*Aim of the task*: Could you return every record below without changing a word?

---------- Data listing ----------

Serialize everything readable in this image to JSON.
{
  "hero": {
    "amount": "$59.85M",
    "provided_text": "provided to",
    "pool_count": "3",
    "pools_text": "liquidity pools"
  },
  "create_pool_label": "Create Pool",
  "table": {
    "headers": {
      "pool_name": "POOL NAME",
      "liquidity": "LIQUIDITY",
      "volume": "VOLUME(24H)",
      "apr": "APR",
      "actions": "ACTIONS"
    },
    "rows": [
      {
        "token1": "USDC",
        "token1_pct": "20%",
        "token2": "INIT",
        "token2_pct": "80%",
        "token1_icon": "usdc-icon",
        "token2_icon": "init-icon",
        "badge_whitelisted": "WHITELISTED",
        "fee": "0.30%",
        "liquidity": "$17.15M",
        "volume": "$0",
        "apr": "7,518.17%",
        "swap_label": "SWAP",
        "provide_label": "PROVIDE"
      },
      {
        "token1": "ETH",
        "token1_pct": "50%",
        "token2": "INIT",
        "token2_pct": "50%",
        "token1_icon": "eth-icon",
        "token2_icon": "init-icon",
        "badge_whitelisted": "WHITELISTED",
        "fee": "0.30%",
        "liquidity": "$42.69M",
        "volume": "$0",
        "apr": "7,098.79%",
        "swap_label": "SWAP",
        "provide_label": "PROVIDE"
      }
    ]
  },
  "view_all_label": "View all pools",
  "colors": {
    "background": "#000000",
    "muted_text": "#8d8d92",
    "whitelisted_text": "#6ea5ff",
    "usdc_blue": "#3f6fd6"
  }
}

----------

*Exercise result*:
Serialize everything readable in this image to JSON.
{
  "hero": {
    "amount": "$59.85M",
    "provided_text": "provided to",
    "pool_count": "3",
    "pools_text": "liquidity pools"
  },
  "create_pool_label": "Create Pool",
  "table": {
    "headers": {
      "pool_name": "POOL NAME",
      "liquidity": "LIQUIDITY",
      "volume": "VOLUME(24H)",
      "apr": "APR",
      "actions": "ACTIONS"
    },
    "rows": [
      {
        "token1": "USDC",
        "token1_pct": "20%",
        "token2": "INIT",
        "token2_pct": "80%",
        "token1_icon": "usdc-icon",
        "token2_icon": "init-icon",
        "badge_whitelisted": "WHITELISTED",
        "fee": "0.30%",
        "liquidity": "$17.15M",
        "volume": "$0",
        "apr": "7,518.17%",
        "swap_label": "SWAP",
        "provide_label": "PROVIDE"
      },
      {
        "token1": "ETH",
        "token1_pct": "50%",
        "token2": "INIT",
        "token2_pct": "50%",
        "token1_icon": "eth-icon",
        "token2_icon": "init-icon",
        "badge_whitelisted": "WHITELISTED",
        "fee": "0.30%",
        "liquidity": "$42.69M",
        "volume": "$0",
        "apr": "7,098.79%",
        "swap_label": "SWAP",
        "provide_label": "PROVIDE"
      }
    ]
  },
  "view_all_label": "View all pools",
  "colors": {
    "background": "#000000",
    "muted_text": "#8d8d92",
    "whitelisted_text": "#6ea5ff",
    "usdc_blue": "#3f6fd6"
  }
}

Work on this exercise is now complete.